“Compliance is not doing their job when this kind of stuff happens and they act like they don’t know about it. When I was coaching over there, compliance was around everywhere. It’s almost like they were trying to find us violating a rule.”
That is kind of compliance's purpose.
Is Cooper trying to help there or just so incensed this crap got laid in Tressel's lap when the institution has a responsibility to take care of this stuff before the head coach has an opportunity to "make a mistake*"?
*[This is an Ohio-based idiom that means "continue your decades-long pattern of malfeasance." /themoreyouknow.]
Hat. What does Les Miles think of oversigning?
“I said that there has to be an alligator handler in every class. In fact Troy has got the swamp people. We’ve got to make sure that we keep a quality contingent of free-spirited men around.”
There's some sort of explanation for that, but your life will be a little bit better if you have absolutely no context for that statement.
Truth. Daniel Tosh on Michigan State:
At least those girls got communications PhDs for the video.
Etc.: local woman says she has photos of "shenanigans" going on last December—after the NCAA had suspended various Buckeyes.
One of my favorite hockey bloggers went to England to check out Blackpool's failed attempt to avoid relegation and comes back with a picture of the way English fans see their clubs that contrasts mightily with resigned Americans and their pro leagues.

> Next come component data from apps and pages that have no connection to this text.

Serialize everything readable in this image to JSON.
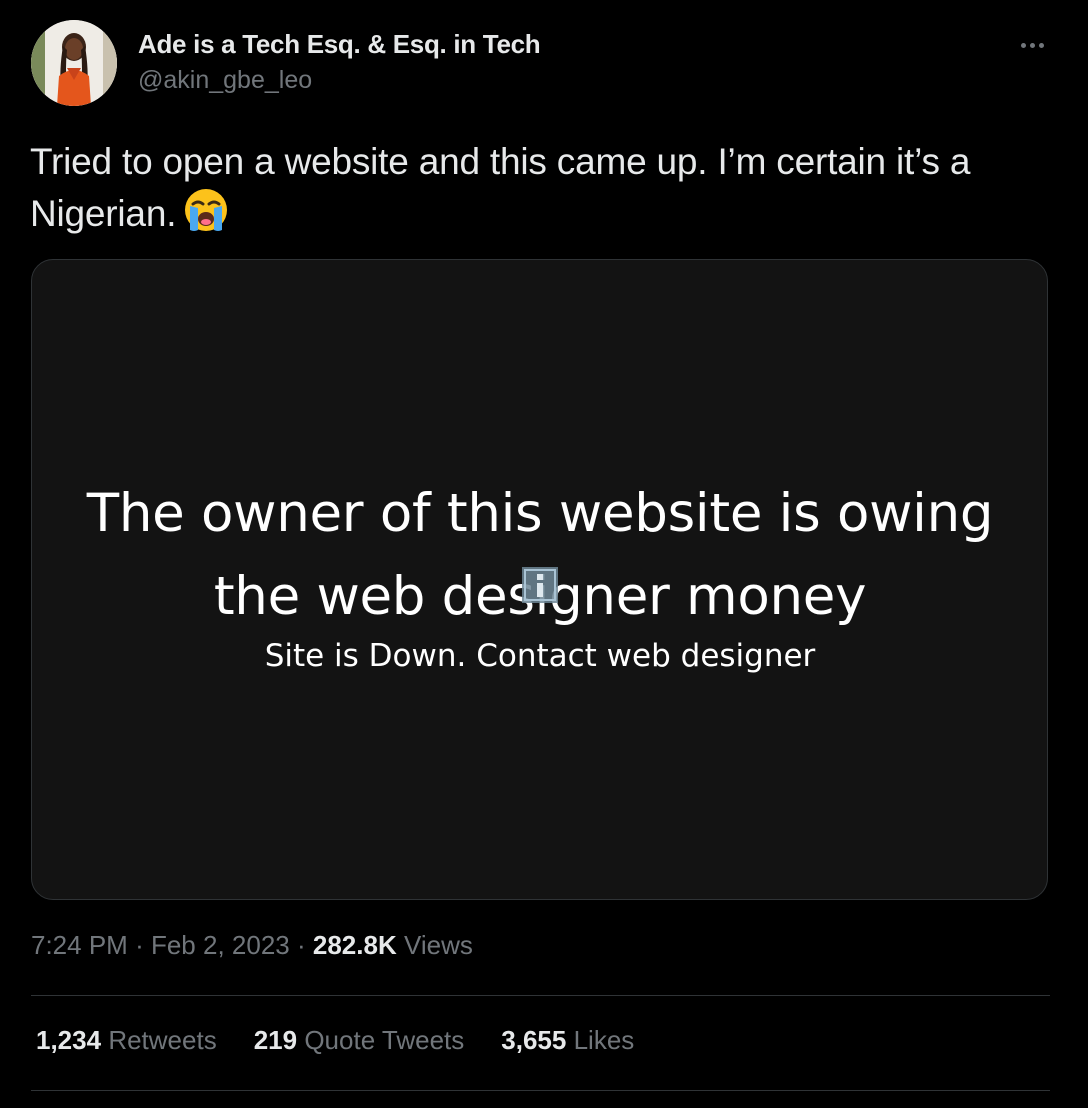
{
  "tweet": {
    "author": {
      "display_name": "Ade is a Tech Esq. & Esq. in Tech",
      "handle": "@akin_gbe_leo",
      "avatar_icon": "profile-avatar"
    },
    "more_icon": "more-horizontal-icon",
    "text": "Tried to open a website and this came up. I’m certain it’s a Nigerian.",
    "emoji": "loudly-crying-face",
    "media": {
      "headline_line1": "The owner of this website is owing",
      "headline_line2": "the web designer money",
      "subtext": "Site is Down. Contact web designer",
      "overlay_icon": "broken-image-icon"
    },
    "meta": {
      "time": "7:24 PM",
      "separator": "·",
      "date": "Feb 2, 2023",
      "views_count": "282.8K",
      "views_label": "Views"
    },
    "stats": {
      "retweets_count": "1,234",
      "retweets_label": "Retweets",
      "quotes_count": "219",
      "quotes_label": "Quote Tweets",
      "likes_count": "3,655",
      "likes_label": "Likes"
    }
  },
  "colors": {
    "background": "#000000",
    "primary_text": "#e7e9ea",
    "secondary_text": "#71767b",
    "divider": "#2f3336",
    "media_background": "#131313"
  }
}
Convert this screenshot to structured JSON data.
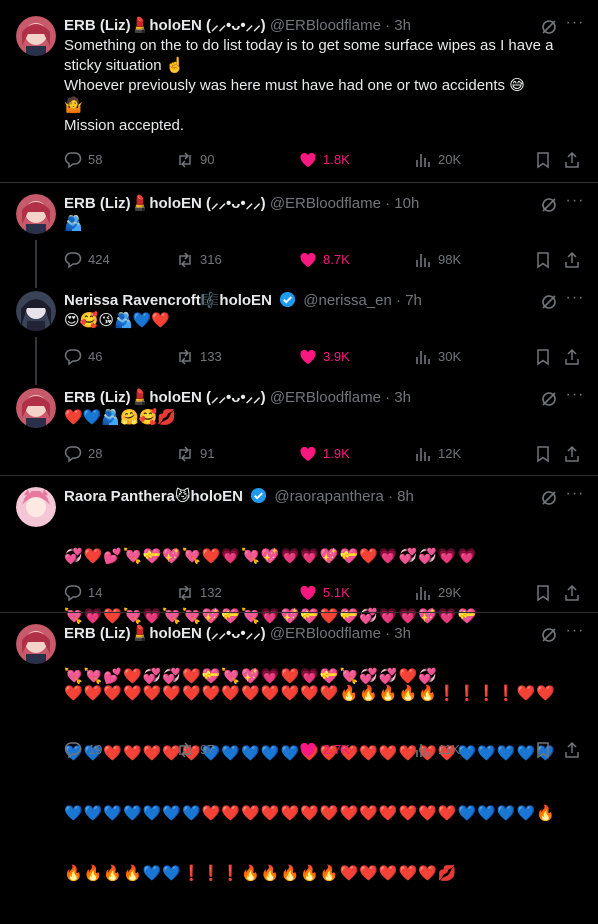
{
  "colors": {
    "background": "#000000",
    "text": "#e7e9ea",
    "muted": "#71767b",
    "like": "#f91880",
    "divider": "#2f3336",
    "verified": "#1d9bf0"
  },
  "tweets": [
    {
      "name": "ERB (Liz)💄holoEN (⸝⸝•ᴗ•⸝⸝)",
      "handle": "@ERBloodflame",
      "time": "3h",
      "text": "Something on the to do list today is to get some surface wipes as I have a sticky situation ☝️\nWhoever previously was here must have had one or two accidents 😅\n🤷\nMission accepted.",
      "replies": "58",
      "reposts": "90",
      "likes": "1.8K",
      "views": "20K"
    },
    {
      "name": "ERB (Liz)💄holoEN (⸝⸝•ᴗ•⸝⸝)",
      "handle": "@ERBloodflame",
      "time": "10h",
      "text": "🫂",
      "replies": "424",
      "reposts": "316",
      "likes": "8.7K",
      "views": "98K"
    },
    {
      "name": "Nerissa Ravencroft🎼holoEN",
      "handle": "@nerissa_en",
      "time": "7h",
      "text": "😍🥰😘🫂💙❤️",
      "replies": "46",
      "reposts": "133",
      "likes": "3.9K",
      "views": "30K"
    },
    {
      "name": "ERB (Liz)💄holoEN (⸝⸝•ᴗ•⸝⸝)",
      "handle": "@ERBloodflame",
      "time": "3h",
      "text": "❤️💙🫂🤗🥰💋",
      "replies": "28",
      "reposts": "91",
      "likes": "1.9K",
      "views": "12K"
    },
    {
      "name": "Raora Panthera😼holoEN",
      "handle": "@raorapanthera",
      "time": "8h",
      "rows": [
        "💞❤️💕💘💝💖💘❤️💗💘💖💗💗💖💝❤️💗💞💞💗💗",
        "💘💗❤️💘💗💘💘💖💝💘💗💖💝❤️💝💞💗💗💖💗💝",
        "💘💘💕❤️💞💞❤️💝💘💖💗❤️💗💝💘💞💞❤️💞"
      ],
      "replies": "14",
      "reposts": "132",
      "likes": "5.1K",
      "views": "29K"
    },
    {
      "name": "ERB (Liz)💄holoEN (⸝⸝•ᴗ•⸝⸝)",
      "handle": "@ERBloodflame",
      "time": "3h",
      "rows": [
        "❤️❤️❤️❤️❤️❤️❤️❤️❤️❤️❤️❤️❤️❤️🔥🔥🔥🔥🔥❗❗❗❗❤️❤️",
        "💙💙❤️❤️❤️❤️❤️💙💙💙💙💙❤️❤️❤️❤️❤️❤️❤️❤️💙💙💙💙💙",
        "💙💙💙💙💙💙💙❤️❤️❤️❤️❤️❤️❤️❤️❤️❤️❤️❤️❤️💙💙💙💙🔥",
        "🔥🔥🔥🔥💙💙❗❗❗🔥🔥🔥🔥🔥❤️❤️❤️❤️❤️💋"
      ],
      "replies": "19",
      "reposts": "97",
      "likes": "2.7K",
      "views": "11K"
    }
  ]
}
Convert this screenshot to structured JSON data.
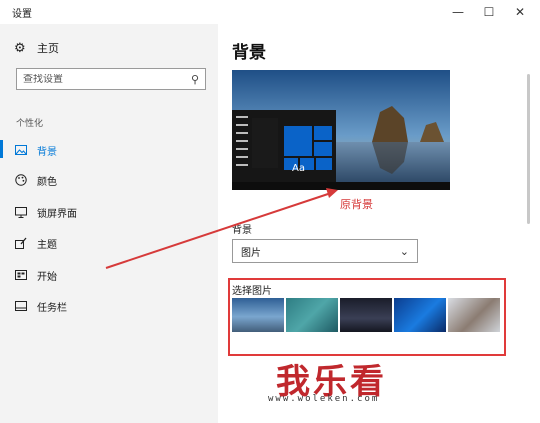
{
  "window": {
    "title": "设置",
    "controls": {
      "minimize": "—",
      "maximize": "☐",
      "close": "✕"
    }
  },
  "sidebar": {
    "home_label": "主页",
    "home_icon": "gear-icon",
    "search": {
      "placeholder": "查找设置",
      "icon": "search-icon"
    },
    "section_label": "个性化",
    "items": [
      {
        "label": "背景",
        "icon": "picture-icon",
        "active": true
      },
      {
        "label": "颜色",
        "icon": "palette-icon",
        "active": false
      },
      {
        "label": "锁屏界面",
        "icon": "monitor-icon",
        "active": false
      },
      {
        "label": "主题",
        "icon": "brush-icon",
        "active": false
      },
      {
        "label": "开始",
        "icon": "start-icon",
        "active": false
      },
      {
        "label": "任务栏",
        "icon": "taskbar-icon",
        "active": false
      }
    ],
    "accent_color": "#0078d7"
  },
  "main": {
    "title": "背景",
    "preview": {
      "tile_text": "Aa",
      "tile_color": "#0a63c8"
    },
    "background_label": "背景",
    "background_select": {
      "value": "图片"
    },
    "choose_picture_label": "选择图片"
  },
  "annotation": {
    "text": "原背景",
    "color": "#d63a3a"
  },
  "watermark": {
    "text": "我乐看",
    "url": "www.woleken.com"
  }
}
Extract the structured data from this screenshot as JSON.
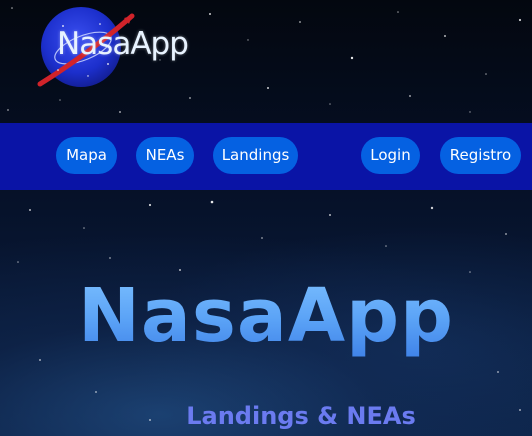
{
  "header": {
    "logo_text": "NasaApp"
  },
  "nav": {
    "left_items": [
      {
        "label": "Mapa"
      },
      {
        "label": "NEAs"
      },
      {
        "label": "Landings"
      }
    ],
    "right_items": [
      {
        "label": "Login"
      },
      {
        "label": "Registro"
      }
    ]
  },
  "hero": {
    "title": "NasaApp",
    "subtitle": "Landings & NEAs"
  },
  "colors": {
    "nav_bar": "#0a14a6",
    "nav_button": "#0561e2",
    "hero_title": "#5aa0f5",
    "hero_subtitle": "#6b7bf0"
  },
  "icons": {
    "logo": "nasa-meatball-icon"
  }
}
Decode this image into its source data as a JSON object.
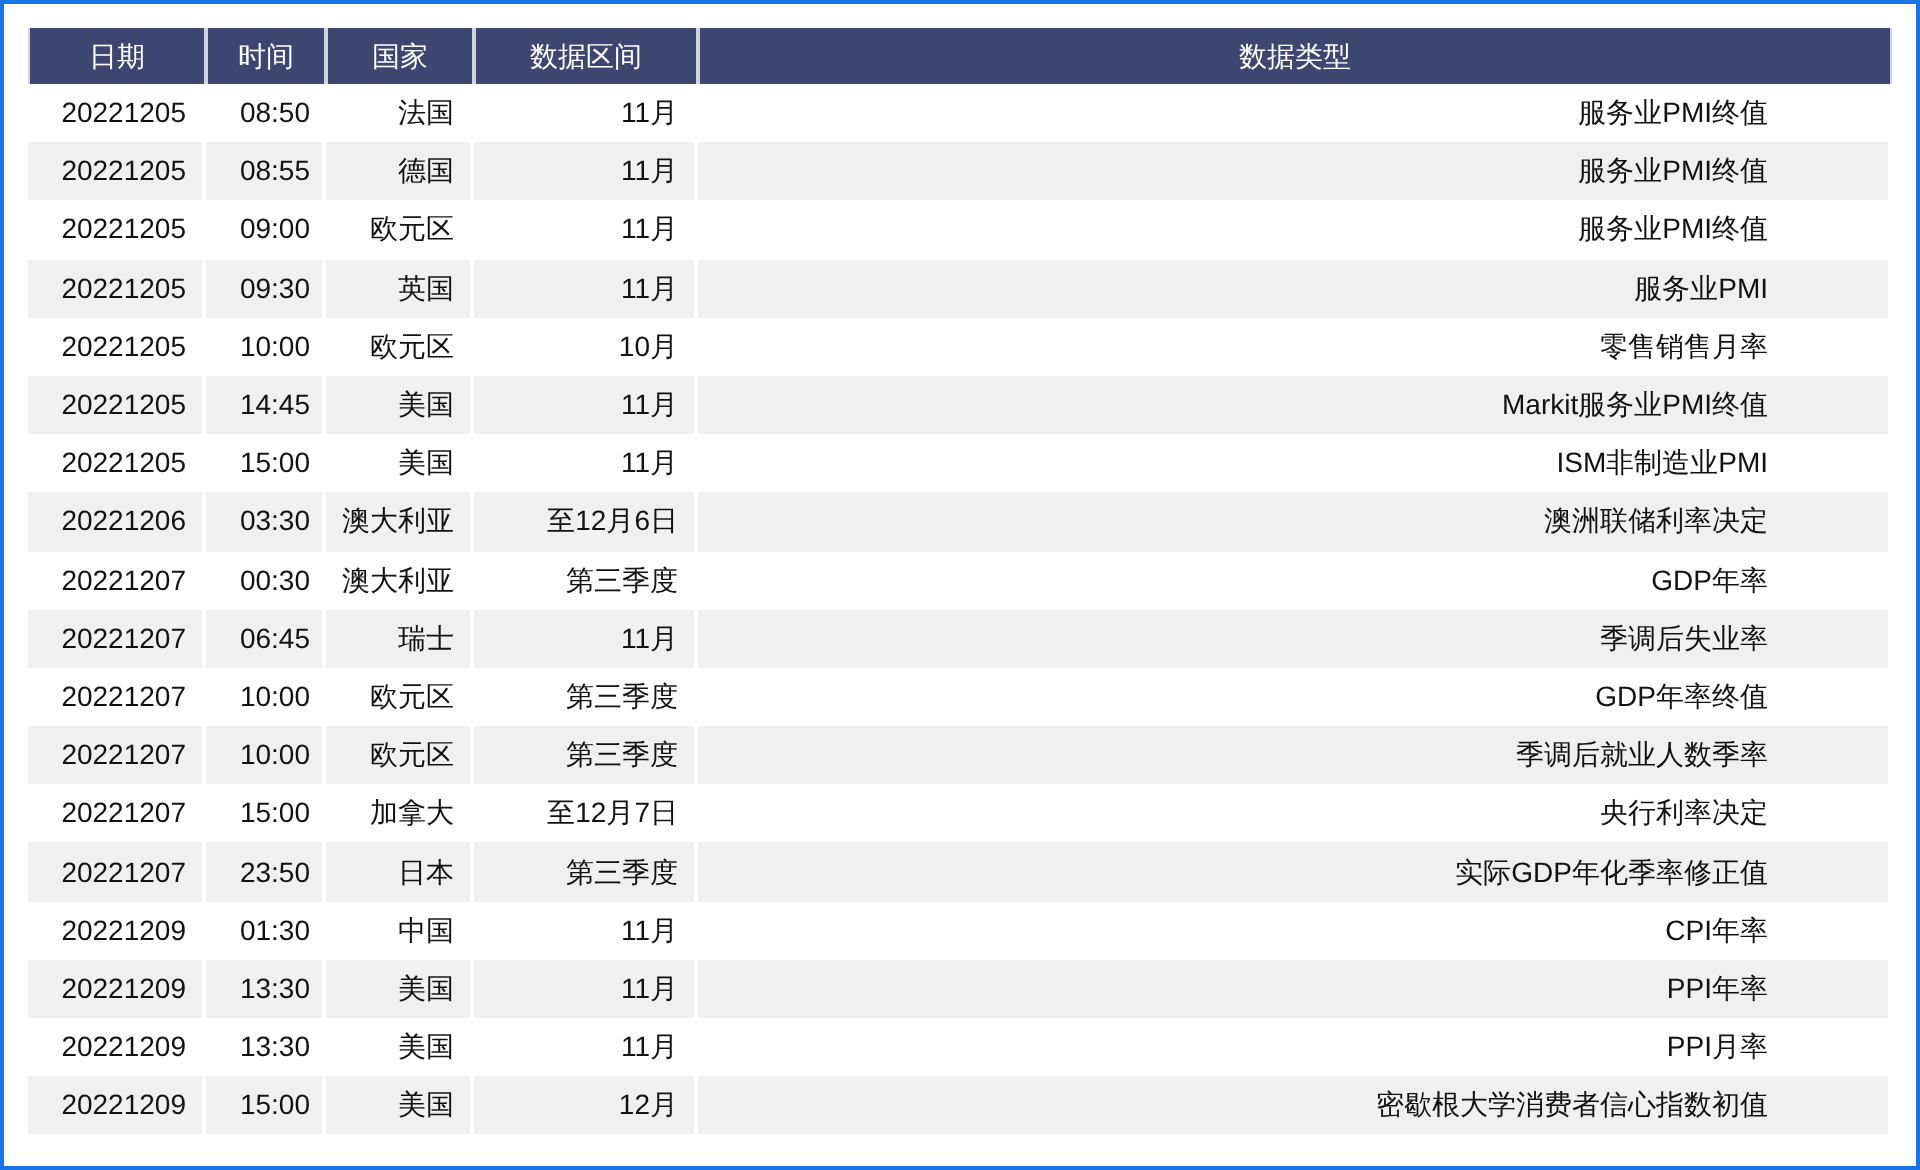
{
  "table": {
    "columns": [
      "日期",
      "时间",
      "国家",
      "数据区间",
      "数据类型"
    ],
    "rows": [
      [
        "20221205",
        "08:50",
        "法国",
        "11月",
        "服务业PMI终值"
      ],
      [
        "20221205",
        "08:55",
        "德国",
        "11月",
        "服务业PMI终值"
      ],
      [
        "20221205",
        "09:00",
        "欧元区",
        "11月",
        "服务业PMI终值"
      ],
      [
        "20221205",
        "09:30",
        "英国",
        "11月",
        "服务业PMI"
      ],
      [
        "20221205",
        "10:00",
        "欧元区",
        "10月",
        "零售销售月率"
      ],
      [
        "20221205",
        "14:45",
        "美国",
        "11月",
        "Markit服务业PMI终值"
      ],
      [
        "20221205",
        "15:00",
        "美国",
        "11月",
        "ISM非制造业PMI"
      ],
      [
        "20221206",
        "03:30",
        "澳大利亚",
        "至12月6日",
        "澳洲联储利率决定"
      ],
      [
        "20221207",
        "00:30",
        "澳大利亚",
        "第三季度",
        "GDP年率"
      ],
      [
        "20221207",
        "06:45",
        "瑞士",
        "11月",
        "季调后失业率"
      ],
      [
        "20221207",
        "10:00",
        "欧元区",
        "第三季度",
        "GDP年率终值"
      ],
      [
        "20221207",
        "10:00",
        "欧元区",
        "第三季度",
        "季调后就业人数季率"
      ],
      [
        "20221207",
        "15:00",
        "加拿大",
        "至12月7日",
        "央行利率决定"
      ],
      [
        "20221207",
        "23:50",
        "日本",
        "第三季度",
        "实际GDP年化季率修正值"
      ],
      [
        "20221209",
        "01:30",
        "中国",
        "11月",
        "CPI年率"
      ],
      [
        "20221209",
        "13:30",
        "美国",
        "11月",
        "PPI年率"
      ],
      [
        "20221209",
        "13:30",
        "美国",
        "11月",
        "PPI月率"
      ],
      [
        "20221209",
        "15:00",
        "美国",
        "12月",
        "密歇根大学消费者信心指数初值"
      ]
    ]
  }
}
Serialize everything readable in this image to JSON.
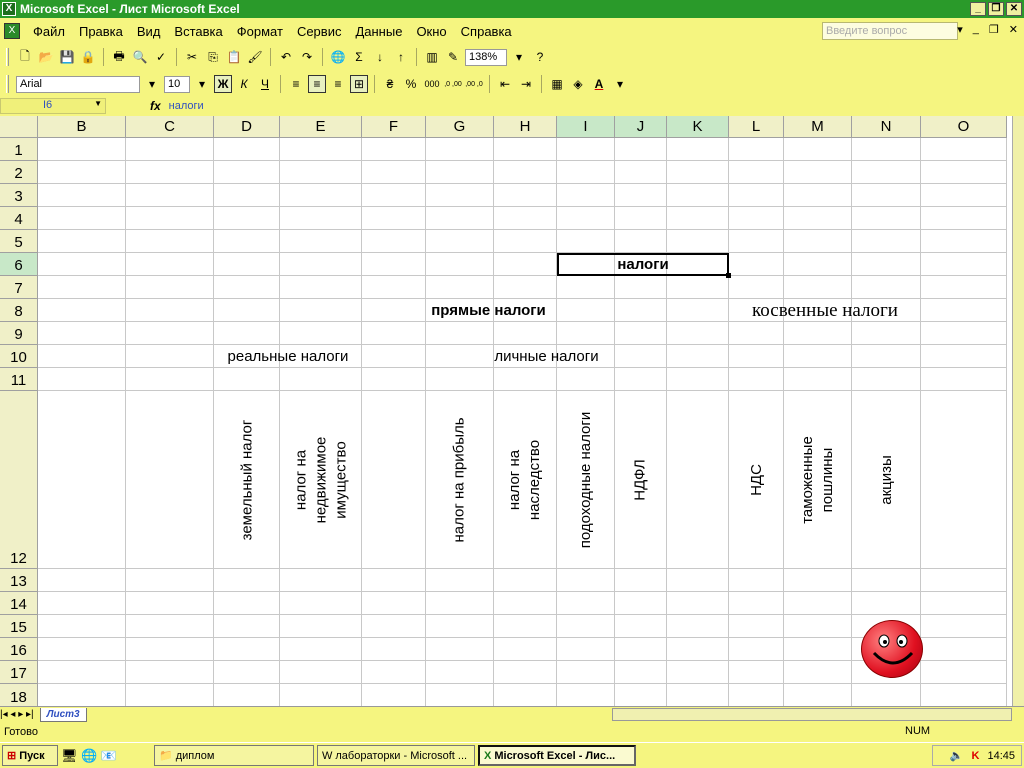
{
  "window": {
    "title": "Microsoft Excel - Лист Microsoft Excel",
    "icon": "excel-icon"
  },
  "menu": {
    "items": [
      "Файл",
      "Правка",
      "Вид",
      "Вставка",
      "Формат",
      "Сервис",
      "Данные",
      "Окно",
      "Справка"
    ],
    "ask_placeholder": "Введите вопрос"
  },
  "toolbar": {
    "zoom": "138%",
    "font": "Arial",
    "size": "10",
    "bold": "Ж",
    "italic": "К",
    "underline": "Ч",
    "percent": "%",
    "thousands": "000",
    "inc_decimal": ",0 ,00",
    "dec_decimal": ",00 ,0"
  },
  "formula_bar": {
    "cell_ref": "I6",
    "fx": "fx",
    "content": "налоги"
  },
  "columns": [
    "B",
    "C",
    "D",
    "E",
    "F",
    "G",
    "H",
    "I",
    "J",
    "K",
    "L",
    "M",
    "N",
    "O"
  ],
  "rows": [
    "1",
    "2",
    "3",
    "4",
    "5",
    "6",
    "7",
    "8",
    "9",
    "10",
    "11",
    "12",
    "13",
    "14",
    "15",
    "16",
    "17",
    "18"
  ],
  "cells": {
    "I6": "налоги",
    "G8": "прямые налоги",
    "L8": "косвенные налоги",
    "D10": "реальные налоги",
    "H10": "личные налоги",
    "D12": "земельный налог",
    "E12": "налог на недвижимое имущество",
    "G12": "налог на прибыль",
    "H12": "налог на наследство",
    "I12": "подоходные налоги",
    "J12": "НДФЛ",
    "L12": "НДС",
    "M12": "таможенные пошлины",
    "N12": "акцизы"
  },
  "sheet_tab": "Лист3",
  "status": {
    "left": "Готово",
    "num": "NUM"
  },
  "taskbar": {
    "start": "Пуск",
    "items": [
      "диплом",
      "лабораторки - Microsoft ...",
      "Microsoft Excel - Лис..."
    ],
    "time": "14:45"
  }
}
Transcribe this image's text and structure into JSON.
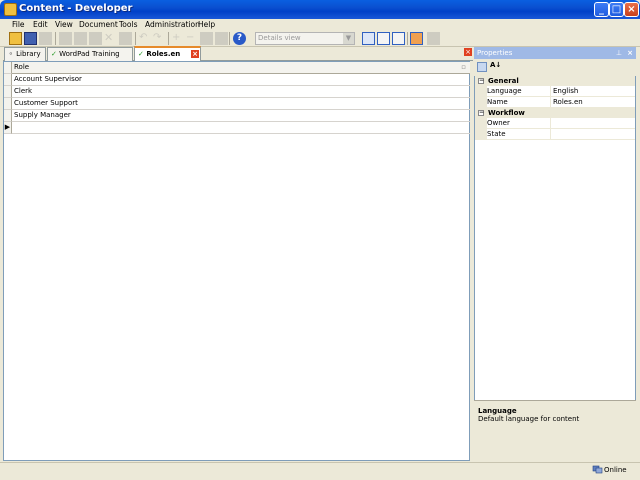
{
  "window": {
    "title": "Content - Developer"
  },
  "menu": [
    "File",
    "Edit",
    "View",
    "Document",
    "Tools",
    "Administration",
    "Help"
  ],
  "toolbar": {
    "view_select": "Details view"
  },
  "tabs": [
    {
      "label": "Library"
    },
    {
      "label": "WordPad Training"
    },
    {
      "label": "Roles.en",
      "active": true
    }
  ],
  "grid": {
    "header": "Role",
    "rows": [
      "Account Supervisor",
      "Clerk",
      "Customer Support",
      "Supply Manager"
    ]
  },
  "properties": {
    "title": "Properties",
    "categories": [
      {
        "name": "General",
        "rows": [
          {
            "name": "Language",
            "value": "English"
          },
          {
            "name": "Name",
            "value": "Roles.en"
          }
        ]
      },
      {
        "name": "Workflow",
        "rows": [
          {
            "name": "Owner",
            "value": ""
          },
          {
            "name": "State",
            "value": ""
          }
        ]
      }
    ],
    "description": {
      "title": "Language",
      "text": "Default language for content"
    }
  },
  "status": {
    "text": "Online"
  },
  "colors": {
    "titlebar": "#0a4fd0",
    "active_tab_accent": "#e68b2c",
    "grid_border": "#7f9db9"
  }
}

It's a good start if you ever want to explain why college is more important than the pros to you.
Matt Hayes has an interestingly Machiavellian proposal for the BCS: let the Mountain West get an autobid the next two years in near-accordance with their standards (the MWC barely misses on one of the three BCS autobid criteria), then take it away once Utah, BYU, and TCU evaporate.
BWS on the Ray Small trashing. Stop snitching, etc.